----- RECORDS TO PROCESS

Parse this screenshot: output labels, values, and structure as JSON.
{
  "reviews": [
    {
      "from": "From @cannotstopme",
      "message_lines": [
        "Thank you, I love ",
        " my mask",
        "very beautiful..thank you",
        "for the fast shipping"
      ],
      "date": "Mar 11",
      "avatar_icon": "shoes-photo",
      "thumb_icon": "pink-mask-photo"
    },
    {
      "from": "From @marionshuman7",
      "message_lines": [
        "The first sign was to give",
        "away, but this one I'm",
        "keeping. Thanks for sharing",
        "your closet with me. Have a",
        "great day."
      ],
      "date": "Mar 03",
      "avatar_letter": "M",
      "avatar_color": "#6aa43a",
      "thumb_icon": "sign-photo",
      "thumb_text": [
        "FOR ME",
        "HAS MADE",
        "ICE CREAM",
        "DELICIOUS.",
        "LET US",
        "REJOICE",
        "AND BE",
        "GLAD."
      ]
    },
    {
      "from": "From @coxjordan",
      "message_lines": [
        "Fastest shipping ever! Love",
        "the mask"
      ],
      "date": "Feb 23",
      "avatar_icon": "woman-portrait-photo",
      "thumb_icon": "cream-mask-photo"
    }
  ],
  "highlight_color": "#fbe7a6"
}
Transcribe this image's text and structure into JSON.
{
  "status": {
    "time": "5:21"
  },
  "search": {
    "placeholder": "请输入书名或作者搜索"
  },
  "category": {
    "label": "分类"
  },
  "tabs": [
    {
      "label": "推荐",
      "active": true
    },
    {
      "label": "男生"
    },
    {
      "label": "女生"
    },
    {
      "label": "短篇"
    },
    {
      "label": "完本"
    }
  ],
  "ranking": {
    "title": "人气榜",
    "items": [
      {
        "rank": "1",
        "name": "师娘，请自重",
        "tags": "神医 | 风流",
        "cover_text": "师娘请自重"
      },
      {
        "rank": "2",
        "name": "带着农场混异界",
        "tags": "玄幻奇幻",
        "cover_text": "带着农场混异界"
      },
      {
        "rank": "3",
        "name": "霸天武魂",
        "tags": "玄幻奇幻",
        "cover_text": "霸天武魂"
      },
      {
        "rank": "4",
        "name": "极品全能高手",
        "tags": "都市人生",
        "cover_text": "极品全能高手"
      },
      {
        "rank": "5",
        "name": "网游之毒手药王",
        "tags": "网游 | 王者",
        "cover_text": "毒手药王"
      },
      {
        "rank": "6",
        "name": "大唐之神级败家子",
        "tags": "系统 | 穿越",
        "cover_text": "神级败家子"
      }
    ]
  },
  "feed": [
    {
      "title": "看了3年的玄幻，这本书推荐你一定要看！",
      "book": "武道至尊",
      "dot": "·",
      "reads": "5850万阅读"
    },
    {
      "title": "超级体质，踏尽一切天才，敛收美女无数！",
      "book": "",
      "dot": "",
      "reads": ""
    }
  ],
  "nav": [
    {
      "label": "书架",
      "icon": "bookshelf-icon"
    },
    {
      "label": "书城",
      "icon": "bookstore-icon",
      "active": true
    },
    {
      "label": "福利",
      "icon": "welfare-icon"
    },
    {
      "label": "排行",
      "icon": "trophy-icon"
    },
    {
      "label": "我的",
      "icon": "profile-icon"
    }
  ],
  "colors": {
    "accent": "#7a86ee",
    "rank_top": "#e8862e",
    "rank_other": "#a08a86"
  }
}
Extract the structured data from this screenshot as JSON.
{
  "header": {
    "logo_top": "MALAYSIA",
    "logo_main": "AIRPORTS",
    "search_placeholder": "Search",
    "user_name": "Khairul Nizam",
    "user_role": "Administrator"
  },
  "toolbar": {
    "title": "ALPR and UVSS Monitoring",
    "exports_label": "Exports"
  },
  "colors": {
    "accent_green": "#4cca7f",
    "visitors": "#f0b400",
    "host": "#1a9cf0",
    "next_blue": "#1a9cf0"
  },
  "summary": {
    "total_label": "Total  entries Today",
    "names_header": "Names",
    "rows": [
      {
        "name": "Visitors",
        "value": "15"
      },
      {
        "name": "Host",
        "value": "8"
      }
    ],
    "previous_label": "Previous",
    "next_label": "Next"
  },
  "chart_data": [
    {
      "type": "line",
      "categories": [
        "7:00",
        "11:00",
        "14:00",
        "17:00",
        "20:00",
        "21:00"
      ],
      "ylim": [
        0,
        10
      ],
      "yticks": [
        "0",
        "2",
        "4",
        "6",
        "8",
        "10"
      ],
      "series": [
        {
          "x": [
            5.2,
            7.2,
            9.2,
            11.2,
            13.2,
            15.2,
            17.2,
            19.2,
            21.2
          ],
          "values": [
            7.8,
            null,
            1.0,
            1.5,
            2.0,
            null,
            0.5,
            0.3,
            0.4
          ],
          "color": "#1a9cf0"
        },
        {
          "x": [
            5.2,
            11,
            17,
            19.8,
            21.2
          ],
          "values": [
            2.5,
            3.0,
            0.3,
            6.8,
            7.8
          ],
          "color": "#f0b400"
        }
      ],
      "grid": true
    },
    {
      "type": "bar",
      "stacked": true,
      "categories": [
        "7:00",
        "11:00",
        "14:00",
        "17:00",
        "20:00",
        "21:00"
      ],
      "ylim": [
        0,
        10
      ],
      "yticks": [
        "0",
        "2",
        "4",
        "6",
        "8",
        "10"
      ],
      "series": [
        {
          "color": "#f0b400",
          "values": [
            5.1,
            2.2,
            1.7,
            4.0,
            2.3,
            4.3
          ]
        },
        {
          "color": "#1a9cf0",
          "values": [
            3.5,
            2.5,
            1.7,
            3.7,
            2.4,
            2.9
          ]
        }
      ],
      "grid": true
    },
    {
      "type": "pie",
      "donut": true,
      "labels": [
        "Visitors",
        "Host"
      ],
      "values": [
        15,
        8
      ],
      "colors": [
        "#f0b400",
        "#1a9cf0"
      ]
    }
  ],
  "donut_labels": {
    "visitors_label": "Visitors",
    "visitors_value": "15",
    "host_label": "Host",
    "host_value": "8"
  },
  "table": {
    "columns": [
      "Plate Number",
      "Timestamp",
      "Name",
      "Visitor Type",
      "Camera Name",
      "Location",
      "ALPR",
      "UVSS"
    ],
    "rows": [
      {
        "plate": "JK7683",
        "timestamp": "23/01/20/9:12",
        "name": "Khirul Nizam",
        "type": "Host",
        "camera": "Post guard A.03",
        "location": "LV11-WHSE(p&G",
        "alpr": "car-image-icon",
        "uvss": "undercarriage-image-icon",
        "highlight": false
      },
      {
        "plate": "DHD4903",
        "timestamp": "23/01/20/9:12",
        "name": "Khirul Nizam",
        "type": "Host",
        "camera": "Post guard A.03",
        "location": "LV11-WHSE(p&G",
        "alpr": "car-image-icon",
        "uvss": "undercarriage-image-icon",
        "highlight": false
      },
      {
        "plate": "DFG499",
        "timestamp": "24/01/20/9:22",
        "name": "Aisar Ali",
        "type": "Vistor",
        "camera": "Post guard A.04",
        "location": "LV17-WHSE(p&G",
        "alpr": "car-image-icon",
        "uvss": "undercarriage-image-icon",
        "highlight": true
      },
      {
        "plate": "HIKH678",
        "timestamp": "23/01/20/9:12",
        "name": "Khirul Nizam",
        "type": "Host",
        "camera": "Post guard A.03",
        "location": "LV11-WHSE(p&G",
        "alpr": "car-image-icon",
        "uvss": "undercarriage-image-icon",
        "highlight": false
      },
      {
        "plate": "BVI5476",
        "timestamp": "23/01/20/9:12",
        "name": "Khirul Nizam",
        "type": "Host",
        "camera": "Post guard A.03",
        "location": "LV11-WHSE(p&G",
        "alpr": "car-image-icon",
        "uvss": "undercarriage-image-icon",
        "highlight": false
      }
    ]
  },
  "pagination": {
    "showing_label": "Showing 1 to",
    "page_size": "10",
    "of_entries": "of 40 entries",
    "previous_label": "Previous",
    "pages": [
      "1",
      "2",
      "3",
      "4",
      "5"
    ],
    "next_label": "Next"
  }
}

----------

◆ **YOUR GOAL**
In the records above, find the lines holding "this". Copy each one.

◆ **ANSWER SPACE**
Parse this screenshot: output labels, values, and structure as JSON.
        "away, but this one I'm",
Transcribe this image's text and structure into JSON.
Extract the structured data from this screenshot as JSON.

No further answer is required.